In regard to the ongoing fight against the Islamic State in Iraq and Syria, Selva warned that although Iraqi Security Forces have successfully retaken Mosul, “a lot of fighting remains.”

“There must be a push into Iraq’s Anbar province to secure the border with Syria,” the general said.

Selva closed out his hearing by discussing the technological focus America must maintain as a part of its Third Offset Strategy, championed by Deputy Defense Secretary Bob Work last year at the Center for Strategic Studies.  Offset strategies are employed as near-peer competitors develop combat systems that are approaching parity with our own, so new concepts must be employed to retain battlefield superiority.  Often, these strategies include finding new ways to utilize existing systems and platforms, but in the realms of orbital and cyber security, they will likely require all new solutions, designed to match all new threats.

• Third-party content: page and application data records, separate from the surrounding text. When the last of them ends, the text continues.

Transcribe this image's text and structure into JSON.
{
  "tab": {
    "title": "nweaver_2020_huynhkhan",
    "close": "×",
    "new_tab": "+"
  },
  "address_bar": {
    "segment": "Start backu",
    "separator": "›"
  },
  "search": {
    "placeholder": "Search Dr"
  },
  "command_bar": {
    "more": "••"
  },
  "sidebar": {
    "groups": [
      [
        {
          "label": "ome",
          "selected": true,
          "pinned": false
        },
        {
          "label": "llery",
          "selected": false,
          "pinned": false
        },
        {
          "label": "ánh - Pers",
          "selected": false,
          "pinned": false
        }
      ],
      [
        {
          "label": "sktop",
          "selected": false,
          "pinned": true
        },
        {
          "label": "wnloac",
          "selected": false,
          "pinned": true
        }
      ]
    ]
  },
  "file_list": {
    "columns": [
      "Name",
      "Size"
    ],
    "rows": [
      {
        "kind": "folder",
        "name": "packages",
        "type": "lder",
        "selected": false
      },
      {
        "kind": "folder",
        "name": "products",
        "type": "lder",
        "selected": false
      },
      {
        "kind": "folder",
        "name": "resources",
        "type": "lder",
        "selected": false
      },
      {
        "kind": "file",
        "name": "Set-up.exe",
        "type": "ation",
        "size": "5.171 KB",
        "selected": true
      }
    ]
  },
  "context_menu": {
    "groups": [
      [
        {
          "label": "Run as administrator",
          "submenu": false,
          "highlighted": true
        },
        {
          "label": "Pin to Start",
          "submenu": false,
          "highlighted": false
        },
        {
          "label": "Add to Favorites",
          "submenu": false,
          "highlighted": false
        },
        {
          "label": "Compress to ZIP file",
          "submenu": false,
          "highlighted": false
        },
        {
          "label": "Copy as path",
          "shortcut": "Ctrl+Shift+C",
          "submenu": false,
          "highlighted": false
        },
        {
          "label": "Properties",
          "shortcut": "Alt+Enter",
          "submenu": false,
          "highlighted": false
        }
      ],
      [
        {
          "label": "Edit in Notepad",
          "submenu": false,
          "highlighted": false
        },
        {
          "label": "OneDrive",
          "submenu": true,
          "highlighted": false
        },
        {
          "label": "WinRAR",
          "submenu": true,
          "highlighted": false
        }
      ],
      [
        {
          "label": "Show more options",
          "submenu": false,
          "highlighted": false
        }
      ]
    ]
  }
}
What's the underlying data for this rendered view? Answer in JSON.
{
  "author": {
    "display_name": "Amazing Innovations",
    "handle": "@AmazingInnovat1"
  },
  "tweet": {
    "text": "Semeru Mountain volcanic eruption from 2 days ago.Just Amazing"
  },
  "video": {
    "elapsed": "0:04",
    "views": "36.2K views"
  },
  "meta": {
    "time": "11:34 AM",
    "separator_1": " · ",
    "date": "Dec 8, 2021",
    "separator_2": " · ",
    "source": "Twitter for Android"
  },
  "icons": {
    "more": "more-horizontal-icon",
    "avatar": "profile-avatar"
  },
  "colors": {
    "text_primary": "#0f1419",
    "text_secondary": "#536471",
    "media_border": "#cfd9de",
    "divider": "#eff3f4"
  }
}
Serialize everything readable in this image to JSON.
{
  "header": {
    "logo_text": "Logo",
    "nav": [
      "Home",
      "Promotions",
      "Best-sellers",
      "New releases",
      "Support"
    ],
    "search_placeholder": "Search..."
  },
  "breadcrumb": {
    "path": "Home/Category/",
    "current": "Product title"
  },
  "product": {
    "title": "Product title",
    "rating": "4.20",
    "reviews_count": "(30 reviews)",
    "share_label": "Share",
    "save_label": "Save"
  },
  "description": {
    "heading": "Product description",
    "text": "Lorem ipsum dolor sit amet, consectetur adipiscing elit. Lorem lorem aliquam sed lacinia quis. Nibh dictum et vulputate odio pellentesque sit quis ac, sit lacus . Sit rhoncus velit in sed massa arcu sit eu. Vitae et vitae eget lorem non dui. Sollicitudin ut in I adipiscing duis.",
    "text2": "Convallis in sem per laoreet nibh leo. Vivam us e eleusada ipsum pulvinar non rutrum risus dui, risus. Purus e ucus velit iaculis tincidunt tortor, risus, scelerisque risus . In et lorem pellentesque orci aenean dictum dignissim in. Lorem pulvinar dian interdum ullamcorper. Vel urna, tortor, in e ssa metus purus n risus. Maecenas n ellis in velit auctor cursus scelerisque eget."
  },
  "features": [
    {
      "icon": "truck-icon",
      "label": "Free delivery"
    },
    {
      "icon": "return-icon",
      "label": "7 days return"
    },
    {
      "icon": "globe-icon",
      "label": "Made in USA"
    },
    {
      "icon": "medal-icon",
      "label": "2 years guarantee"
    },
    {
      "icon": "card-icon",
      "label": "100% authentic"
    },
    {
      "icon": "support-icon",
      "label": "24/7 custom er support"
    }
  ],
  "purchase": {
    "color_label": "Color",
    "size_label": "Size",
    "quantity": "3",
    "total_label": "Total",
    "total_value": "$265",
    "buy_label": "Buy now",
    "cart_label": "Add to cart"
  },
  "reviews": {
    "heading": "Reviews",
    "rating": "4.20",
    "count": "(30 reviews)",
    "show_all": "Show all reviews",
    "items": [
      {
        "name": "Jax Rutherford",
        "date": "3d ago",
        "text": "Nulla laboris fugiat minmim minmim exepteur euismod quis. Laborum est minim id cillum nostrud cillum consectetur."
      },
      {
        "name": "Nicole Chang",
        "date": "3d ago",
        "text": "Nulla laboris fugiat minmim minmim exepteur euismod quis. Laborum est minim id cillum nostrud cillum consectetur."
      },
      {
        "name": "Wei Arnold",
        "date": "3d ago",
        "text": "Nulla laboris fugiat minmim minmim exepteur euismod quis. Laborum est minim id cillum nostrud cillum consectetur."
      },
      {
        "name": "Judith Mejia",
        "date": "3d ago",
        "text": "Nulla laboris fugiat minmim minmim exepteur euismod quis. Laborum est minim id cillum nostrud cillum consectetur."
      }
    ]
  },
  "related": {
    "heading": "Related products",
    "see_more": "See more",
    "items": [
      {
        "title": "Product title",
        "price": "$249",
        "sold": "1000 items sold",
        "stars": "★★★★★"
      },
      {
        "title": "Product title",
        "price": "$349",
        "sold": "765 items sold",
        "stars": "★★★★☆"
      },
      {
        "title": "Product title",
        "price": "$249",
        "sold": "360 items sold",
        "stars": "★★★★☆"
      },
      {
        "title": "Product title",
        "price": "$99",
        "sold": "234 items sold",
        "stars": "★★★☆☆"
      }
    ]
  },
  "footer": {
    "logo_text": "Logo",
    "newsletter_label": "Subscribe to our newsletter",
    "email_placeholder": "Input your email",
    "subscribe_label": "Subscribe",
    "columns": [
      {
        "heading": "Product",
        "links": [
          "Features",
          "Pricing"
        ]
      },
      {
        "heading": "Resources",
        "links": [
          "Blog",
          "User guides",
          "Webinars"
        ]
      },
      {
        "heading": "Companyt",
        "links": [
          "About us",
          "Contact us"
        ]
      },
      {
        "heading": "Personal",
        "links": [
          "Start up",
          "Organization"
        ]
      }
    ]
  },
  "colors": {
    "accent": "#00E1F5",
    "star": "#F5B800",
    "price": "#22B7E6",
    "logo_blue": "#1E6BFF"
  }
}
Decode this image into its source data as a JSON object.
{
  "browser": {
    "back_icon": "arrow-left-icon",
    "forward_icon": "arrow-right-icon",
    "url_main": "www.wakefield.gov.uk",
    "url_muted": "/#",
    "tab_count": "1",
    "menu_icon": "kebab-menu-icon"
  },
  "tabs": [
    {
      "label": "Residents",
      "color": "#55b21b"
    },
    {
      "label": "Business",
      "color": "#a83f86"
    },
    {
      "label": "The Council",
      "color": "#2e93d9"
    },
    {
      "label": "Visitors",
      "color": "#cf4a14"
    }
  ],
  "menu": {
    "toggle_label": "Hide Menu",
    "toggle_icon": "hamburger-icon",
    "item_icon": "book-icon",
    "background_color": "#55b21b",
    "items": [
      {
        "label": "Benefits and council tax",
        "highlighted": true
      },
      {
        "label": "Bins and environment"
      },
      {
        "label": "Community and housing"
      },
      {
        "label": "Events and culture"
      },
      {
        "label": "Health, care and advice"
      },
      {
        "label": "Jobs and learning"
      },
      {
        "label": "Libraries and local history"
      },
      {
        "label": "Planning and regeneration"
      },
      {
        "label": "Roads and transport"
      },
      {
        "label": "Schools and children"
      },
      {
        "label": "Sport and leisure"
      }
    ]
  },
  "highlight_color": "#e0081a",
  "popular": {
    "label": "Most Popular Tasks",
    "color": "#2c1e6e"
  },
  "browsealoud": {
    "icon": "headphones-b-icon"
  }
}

“The American military’s greatest advantage is to be able to project power and then sustain that power once where needed,” Selva said.  He went on to explain that protecting that capability would remain the focal point of the America’s defensive modernization strategy under his leadership.

 

Image courtesy of the Department of Defense